The absurdity of the answers Press Secretary Robert Gibbs is forced to deliver in defense of DADT (or rather, the President's "helplessness" to do anything about the continuation of discharges on his watch), is pathetic. Here is today's jackassery, via Kerry Eleveld @ The Advocate:

The first questioner Friday lumped President Obama's failure thus far to address the gay ban into a group of other pledges that the president has changed course on, such as his decision this week not to release the photos of detainee abuse. In other words, some in the mainstream press are starting to view the president's inaction on "don't ask, don't tell" as the reversal of a campaign promise.

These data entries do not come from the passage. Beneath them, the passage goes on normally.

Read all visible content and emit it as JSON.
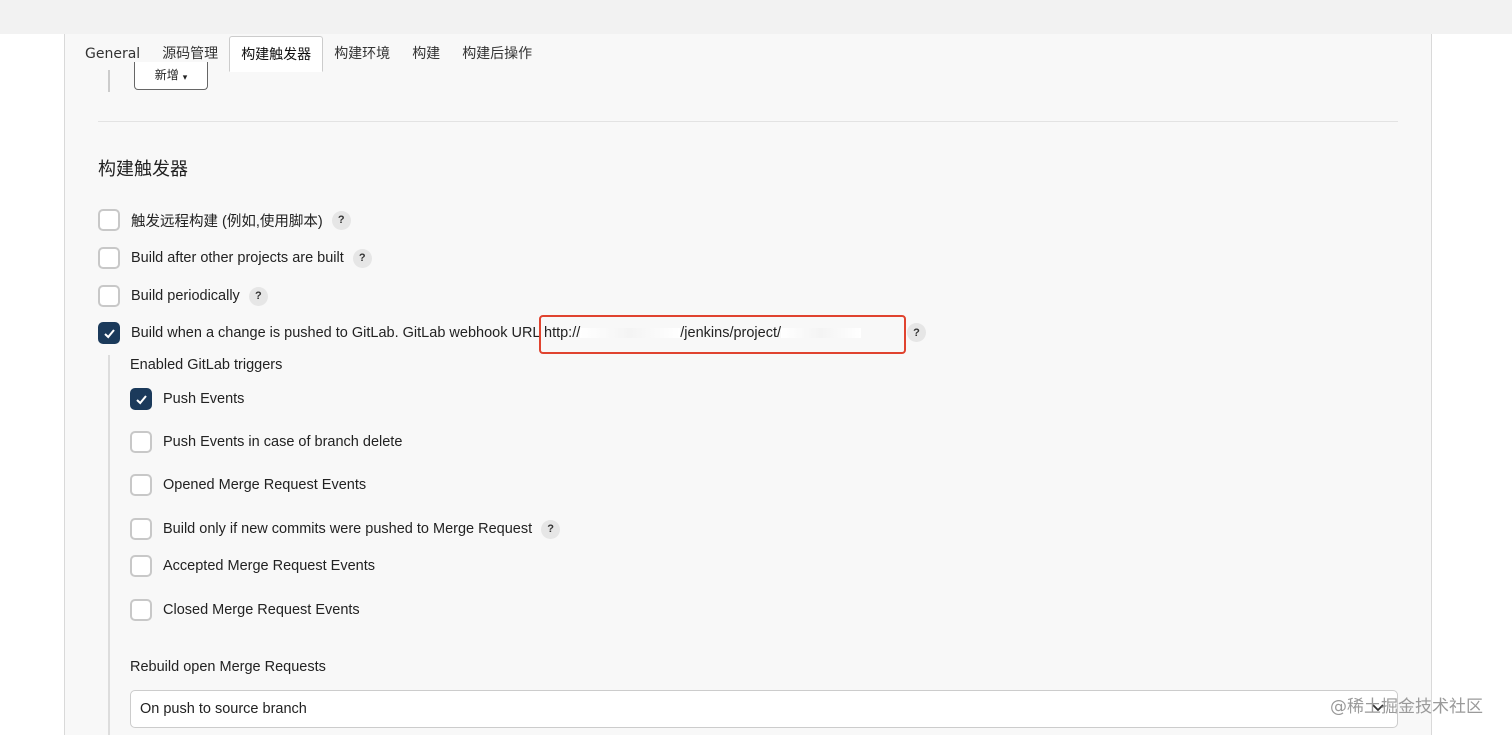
{
  "tabs": [
    {
      "label": "General"
    },
    {
      "label": "源码管理"
    },
    {
      "label": "构建触发器"
    },
    {
      "label": "构建环境"
    },
    {
      "label": "构建"
    },
    {
      "label": "构建后操作"
    }
  ],
  "add_button": {
    "label": "新增",
    "caret": "▾"
  },
  "section": {
    "title": "构建触发器"
  },
  "triggers": [
    {
      "label": "触发远程构建 (例如,使用脚本)",
      "checked": false
    },
    {
      "label": "Build after other projects are built",
      "checked": false
    },
    {
      "label": "Build periodically",
      "checked": false
    },
    {
      "label": "Build when a change is pushed to GitLab. GitLab webhook URL",
      "checked": true
    }
  ],
  "webhook": {
    "prefix": "http://",
    "middle": "/jenkins/project/"
  },
  "help_glyph": "?",
  "gitlab": {
    "enabled_title": "Enabled GitLab triggers",
    "events": [
      {
        "label": "Push Events",
        "checked": true
      },
      {
        "label": "Push Events in case of branch delete",
        "checked": false
      },
      {
        "label": "Opened Merge Request Events",
        "checked": false
      },
      {
        "label": "Build only if new commits were pushed to Merge Request",
        "checked": false
      },
      {
        "label": "Accepted Merge Request Events",
        "checked": false
      },
      {
        "label": "Closed Merge Request Events",
        "checked": false
      }
    ],
    "rebuild_title": "Rebuild open Merge Requests",
    "rebuild_value": "On push to source branch"
  },
  "watermark": "@稀土掘金技术社区",
  "colors": {
    "accent": "#1b3a5b",
    "highlight_box": "#e0432f"
  }
}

Gibbs avoided answering the DADT piece of that inquiry by responding more directly to the issue of releasing the photos.

But the second questioner was more direct.

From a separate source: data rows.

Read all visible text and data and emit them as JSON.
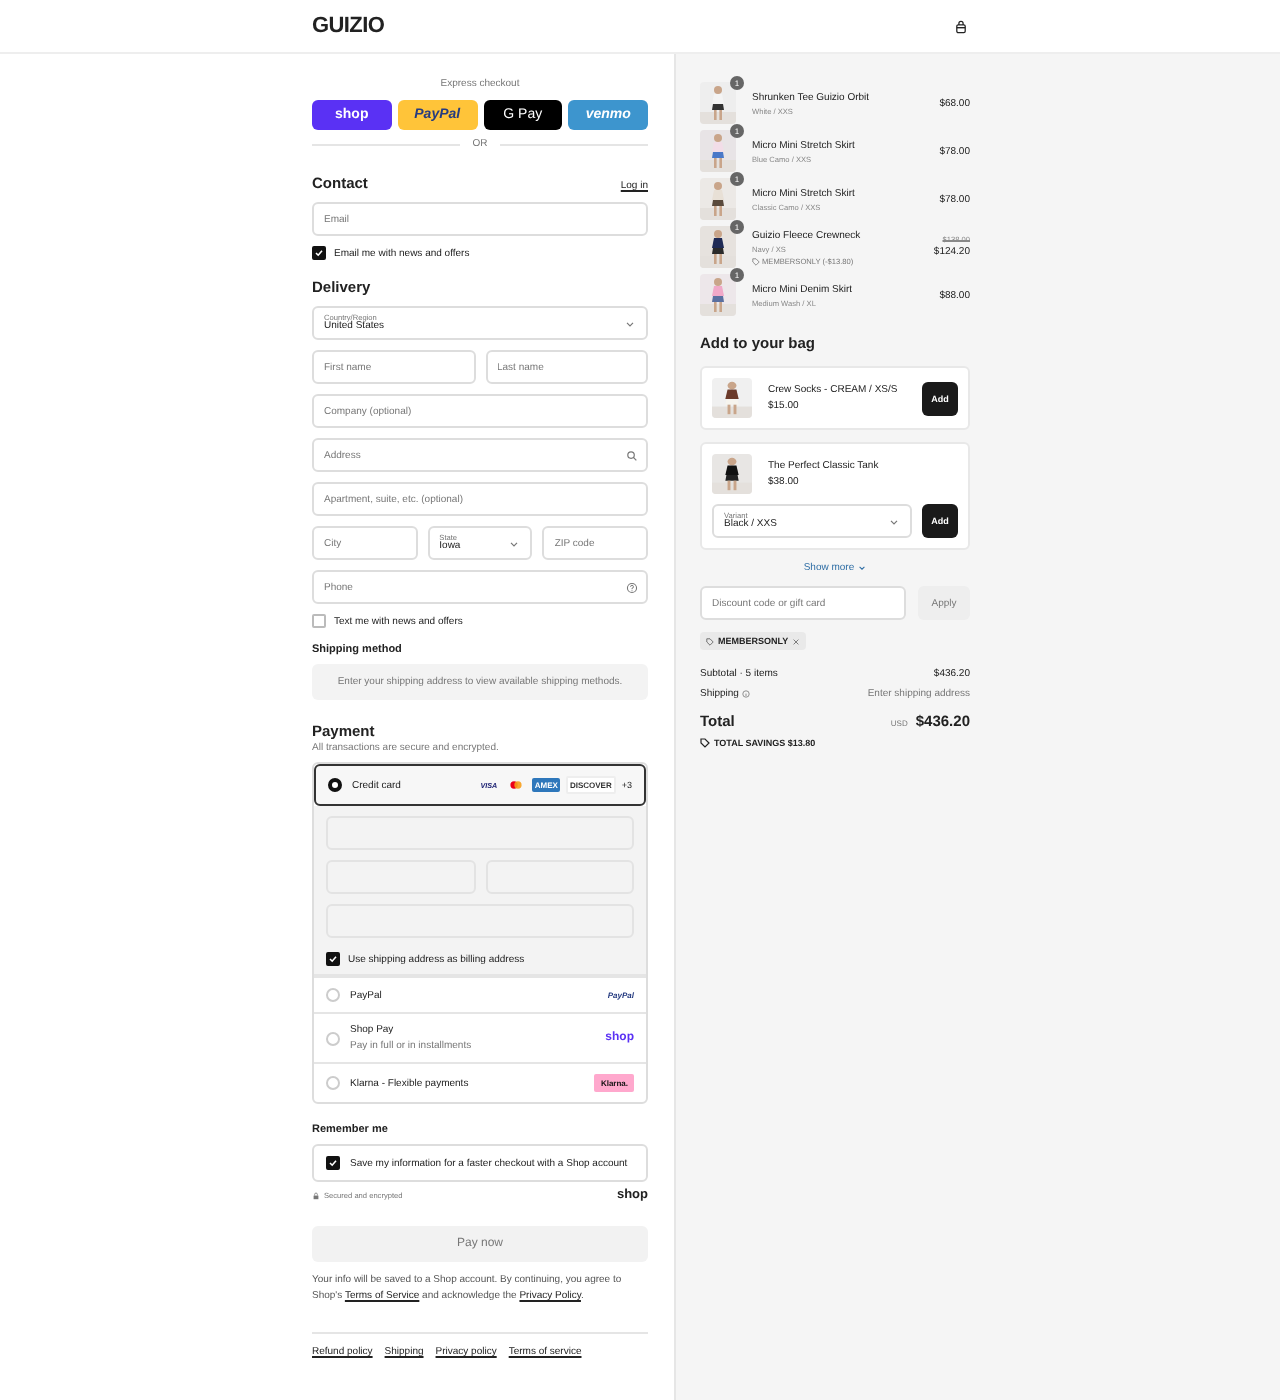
{
  "header": {
    "logo": "GUIZIO"
  },
  "express_checkout": {
    "label": "Express checkout",
    "buttons": [
      {
        "kind": "shop",
        "label": "shop"
      },
      {
        "kind": "paypal",
        "label": "PayPal"
      },
      {
        "kind": "gpay",
        "label": "G Pay"
      },
      {
        "kind": "venmo",
        "label": "venmo"
      }
    ],
    "divider": "OR"
  },
  "contact": {
    "title": "Contact",
    "login_link": "Log in",
    "email": {
      "placeholder": "Email"
    },
    "newsletter": {
      "label": "Email me with news and offers",
      "checked": true
    }
  },
  "delivery": {
    "title": "Delivery",
    "country": {
      "label": "Country/Region",
      "value": "United States"
    },
    "first_name": {
      "placeholder": "First name"
    },
    "last_name": {
      "placeholder": "Last name"
    },
    "company": {
      "placeholder": "Company (optional)"
    },
    "address": {
      "placeholder": "Address"
    },
    "apartment": {
      "placeholder": "Apartment, suite, etc. (optional)"
    },
    "city": {
      "placeholder": "City"
    },
    "state": {
      "label": "State",
      "value": "Iowa"
    },
    "zip": {
      "placeholder": "ZIP code"
    },
    "phone": {
      "placeholder": "Phone"
    },
    "sms": {
      "label": "Text me with news and offers",
      "checked": false
    }
  },
  "shipping_method": {
    "title": "Shipping method",
    "message": "Enter your shipping address to view available shipping methods."
  },
  "payment": {
    "title": "Payment",
    "subtitle": "All transactions are secure and encrypted.",
    "options": [
      {
        "kind": "card",
        "label": "Credit card",
        "selected": true,
        "brands": [
          {
            "kind": "visa",
            "label": "VISA"
          },
          {
            "kind": "mastercard"
          },
          {
            "kind": "amex",
            "label": "AMEX"
          },
          {
            "kind": "discover",
            "label": "DISCOVER"
          }
        ],
        "more": "+3",
        "billing": {
          "label": "Use shipping address as billing address",
          "checked": true
        }
      },
      {
        "kind": "paypal",
        "label": "PayPal",
        "selected": false,
        "logo": "PayPal"
      },
      {
        "kind": "shoppay",
        "label": "Shop Pay",
        "selected": false,
        "note": "Pay in full or in installments",
        "logo": "shop"
      },
      {
        "kind": "klarna",
        "label": "Klarna - Flexible payments",
        "selected": false,
        "logo": "Klarna."
      }
    ]
  },
  "remember_me": {
    "title": "Remember me",
    "save": {
      "label": "Save my information for a faster checkout with a Shop account",
      "checked": true
    },
    "secure_note": "Secured and encrypted",
    "shop_logo": "shop"
  },
  "pay_button": {
    "label": "Pay now",
    "disabled": true
  },
  "legal": {
    "text_1": "Your info will be saved to a Shop account. By continuing, you agree to Shop's ",
    "terms_link": "Terms of Service",
    "text_2": " and acknowledge the ",
    "privacy_link": "Privacy Policy",
    "text_3": "."
  },
  "footer_links": [
    "Refund policy",
    "Shipping",
    "Privacy policy",
    "Terms of service"
  ],
  "order_summary": {
    "items": [
      {
        "name": "Shrunken Tee Guizio Orbit",
        "variant": "White / XXS",
        "price": "$68.00",
        "quantity": "1"
      },
      {
        "name": "Micro Mini Stretch Skirt",
        "variant": "Blue Camo / XXS",
        "price": "$78.00",
        "quantity": "1"
      },
      {
        "name": "Micro Mini Stretch Skirt",
        "variant": "Classic Camo / XXS",
        "price": "$78.00",
        "quantity": "1"
      },
      {
        "name": "Guizio Fleece Crewneck",
        "variant": "Navy / XS",
        "price": "$124.20",
        "original_price": "$138.00",
        "discount": "MEMBERSONLY (-$13.80)",
        "quantity": "1"
      },
      {
        "name": "Micro Mini Denim Skirt",
        "variant": "Medium Wash / XL",
        "price": "$88.00",
        "quantity": "1"
      }
    ],
    "upsell": {
      "title": "Add to your bag",
      "products": [
        {
          "name": "Crew Socks - CREAM / XS/S",
          "price": "$15.00",
          "button": "Add"
        },
        {
          "name": "The Perfect Classic Tank",
          "price": "$38.00",
          "variant": {
            "label": "Variant",
            "value": "Black / XXS"
          },
          "button": "Add"
        }
      ],
      "show_more": "Show more"
    },
    "discount": {
      "placeholder": "Discount code or gift card",
      "button": "Apply",
      "applied_codes": [
        "MEMBERSONLY"
      ]
    },
    "subtotal": {
      "label": "Subtotal · 5 items",
      "value": "$436.20"
    },
    "shipping": {
      "label": "Shipping",
      "value": "Enter shipping address"
    },
    "total": {
      "label": "Total",
      "currency": "USD",
      "value": "$436.20"
    },
    "savings": "TOTAL SAVINGS $13.80"
  }
}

And here's the exchange from the official transcript, which just landed in my inbox.

Q Well, the President says that releasing the detainee photos poses a danger to our troops, but doesn’t dismissing otherwise qualified soldiers also pose a danger? Is it a question of degree?

MR. GIBBS: No, no. What I talked about in terms of "don’t ask, don’t tell" was the President -- the President, as you know, supports changing that because he strongly believes that it does not serve our national interest. He agrees with former members of the Joint Chiefs in that determination.

But unlike photos, the only durable solution to "don’t ask, don’t tell" is through a legislative process, and the President is working with Congress and members of the Joint Chiefs to ensure that that happens.

Q But couldn’t he in the meantime put a moratorium on these discharges until that can be accomplished?

MR. GIBBS: But again, the President has determined that that’s not -- that’s not the way to seek any sort of lasting or durable solution to the public policy problem that we have.

Q Then how would you respond to the criticism, though, that dismissing a qualified linguist endangers the troops?

MR. GIBBS: I think I would respond by saying that the President has long believed that the policy doesn’t serve our national interest.

The White House is backed up against the wall and cannot give a reasonable, logical defense to continue a policy that is hurting our military effectiveness. He can stop the discharges right now, while Congress moves in its not-so-deliberate speed on the matter.

This is embarrassing for the "fierce advocate", but quite frankly it's irresponsible as commander in chief to act as if he can't do anything right now.


* Report: Obama can stop the discharge of openly gay and lesbian service members now

* The White House has nowhere to hide from MSM equality questions as Gibbs blows it at presser

* The Obama admin doesn't know how to respond to the marriage equality dominoes